**** Data to use

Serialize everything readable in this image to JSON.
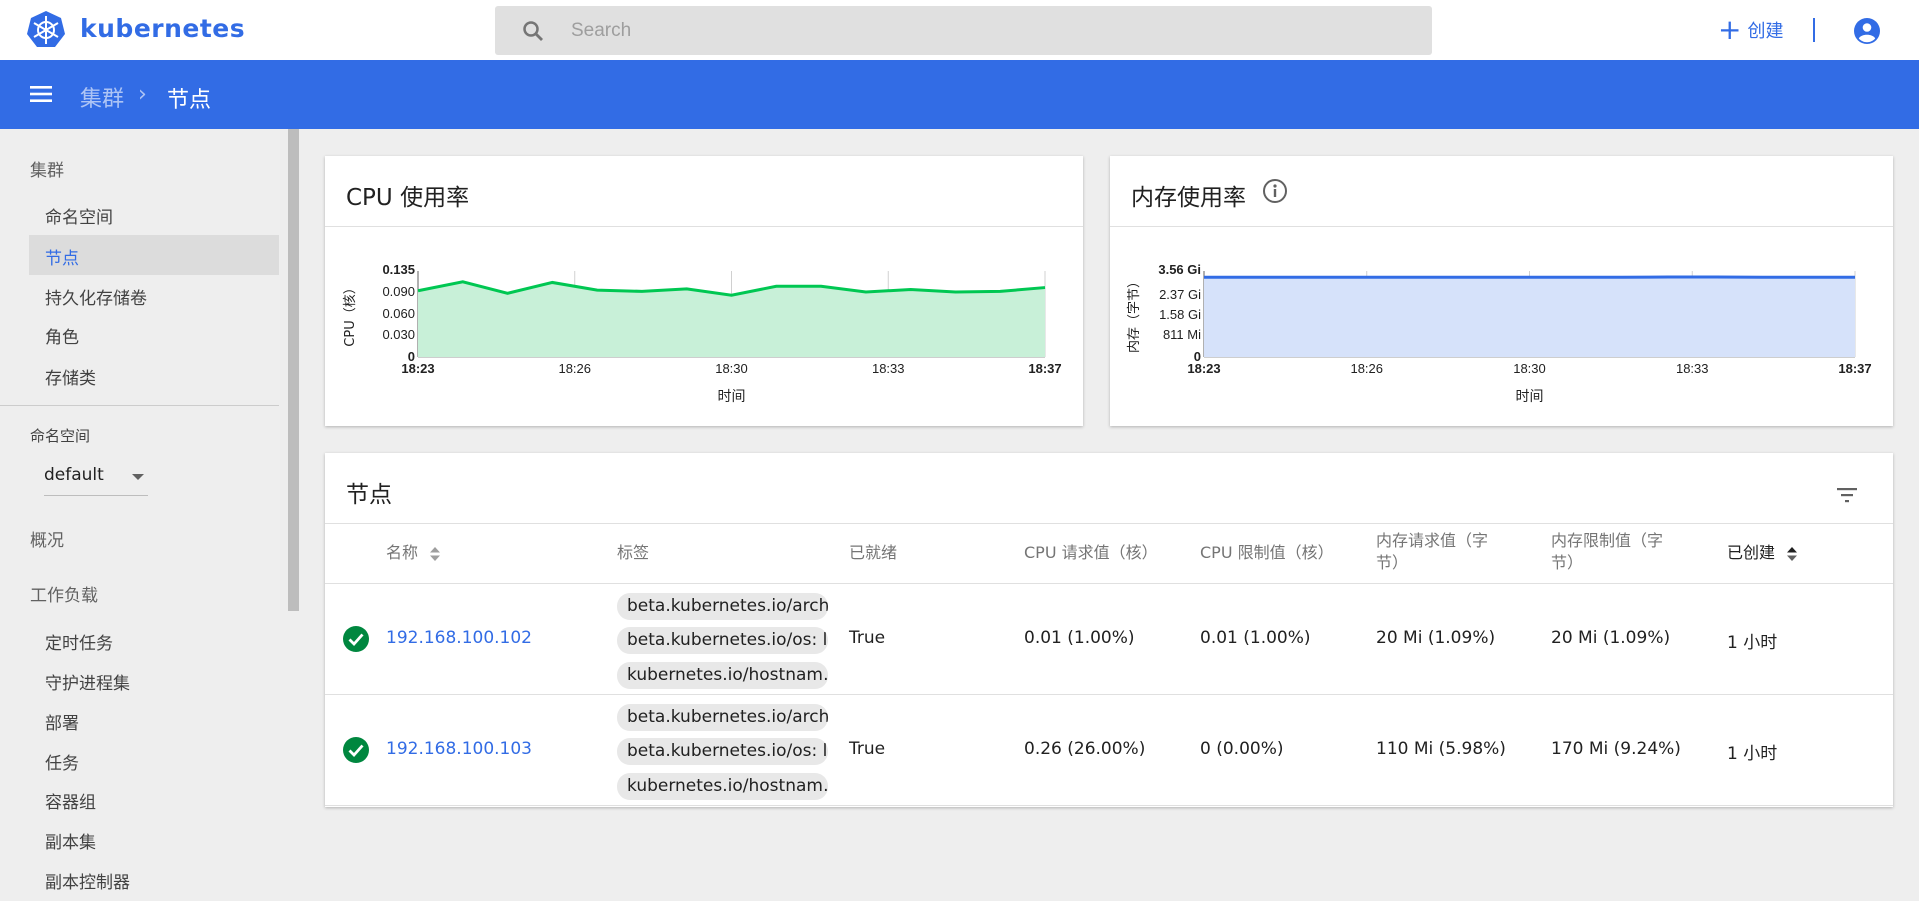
{
  "app": {
    "title": "kubernetes"
  },
  "search": {
    "placeholder": "Search"
  },
  "header": {
    "create_label": "创建"
  },
  "breadcrumb": {
    "parent": "集群",
    "separator": "›",
    "current": "节点"
  },
  "sidebar": {
    "cluster_heading": "集群",
    "cluster_items": [
      "命名空间",
      "节点",
      "持久化存储卷",
      "角色",
      "存储类"
    ],
    "namespace_label": "命名空间",
    "namespace_value": "default",
    "overview": "概况",
    "workloads_heading": "工作负载",
    "workload_items": [
      "定时任务",
      "守护进程集",
      "部署",
      "任务",
      "容器组",
      "副本集",
      "副本控制器"
    ]
  },
  "cpu_card": {
    "title": "CPU 使用率"
  },
  "mem_card": {
    "title": "内存使用率"
  },
  "chart_data": [
    {
      "type": "area",
      "title": "CPU 使用率",
      "xlabel": "时间",
      "ylabel": "CPU（核）",
      "x_ticks": [
        "18:23",
        "18:26",
        "18:30",
        "18:33",
        "18:37"
      ],
      "y_ticks": [
        "0",
        "0.030",
        "0.060",
        "0.090",
        "0.135"
      ],
      "ylim": [
        0,
        0.135
      ],
      "color": "#00c752",
      "fill": "#c8f0d8",
      "values": [
        0.104,
        0.118,
        0.1,
        0.117,
        0.105,
        0.103,
        0.107,
        0.097,
        0.111,
        0.111,
        0.102,
        0.106,
        0.102,
        0.103,
        0.109
      ]
    },
    {
      "type": "area",
      "title": "内存使用率",
      "xlabel": "时间",
      "ylabel": "内存（字节）",
      "x_ticks": [
        "18:23",
        "18:26",
        "18:30",
        "18:33",
        "18:37"
      ],
      "y_ticks": [
        "0",
        "811 Mi",
        "1.58 Gi",
        "2.37 Gi",
        "3.56 Gi"
      ],
      "ylim": [
        0,
        3.56
      ],
      "unit": "Gi",
      "color": "#326ce5",
      "fill": "#d6e2fa",
      "values": [
        3.3,
        3.3,
        3.3,
        3.3,
        3.3,
        3.3,
        3.3,
        3.3,
        3.3,
        3.3,
        3.31,
        3.31,
        3.3,
        3.3,
        3.3
      ]
    }
  ],
  "nodes_card": {
    "title": "节点",
    "columns": {
      "name": "名称",
      "labels": "标签",
      "ready": "已就绪",
      "cpu_req": "CPU 请求值（核）",
      "cpu_lim": "CPU 限制值（核）",
      "mem_req": "内存请求值（字节）",
      "mem_lim": "内存限制值（字节）",
      "created": "已创建"
    },
    "rows": [
      {
        "name": "192.168.100.102",
        "labels": [
          "beta.kubernetes.io/arch…",
          "beta.kubernetes.io/os: li…",
          "kubernetes.io/hostnam…"
        ],
        "ready": "True",
        "cpu_req": "0.01 (1.00%)",
        "cpu_lim": "0.01 (1.00%)",
        "mem_req": "20 Mi (1.09%)",
        "mem_lim": "20 Mi (1.09%)",
        "created": "1 小时"
      },
      {
        "name": "192.168.100.103",
        "labels": [
          "beta.kubernetes.io/arch…",
          "beta.kubernetes.io/os: li…",
          "kubernetes.io/hostnam…"
        ],
        "ready": "True",
        "cpu_req": "0.26 (26.00%)",
        "cpu_lim": "0 (0.00%)",
        "mem_req": "110 Mi (5.98%)",
        "mem_lim": "170 Mi (9.24%)",
        "created": "1 小时"
      }
    ]
  }
}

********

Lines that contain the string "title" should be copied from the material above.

Task response:
    "title": "kubernetes"
    "title": "CPU 使用率"
    "title": "内存使用率"
      "title": "CPU 使用率",
      "title": "内存使用率",
    "title": "节点",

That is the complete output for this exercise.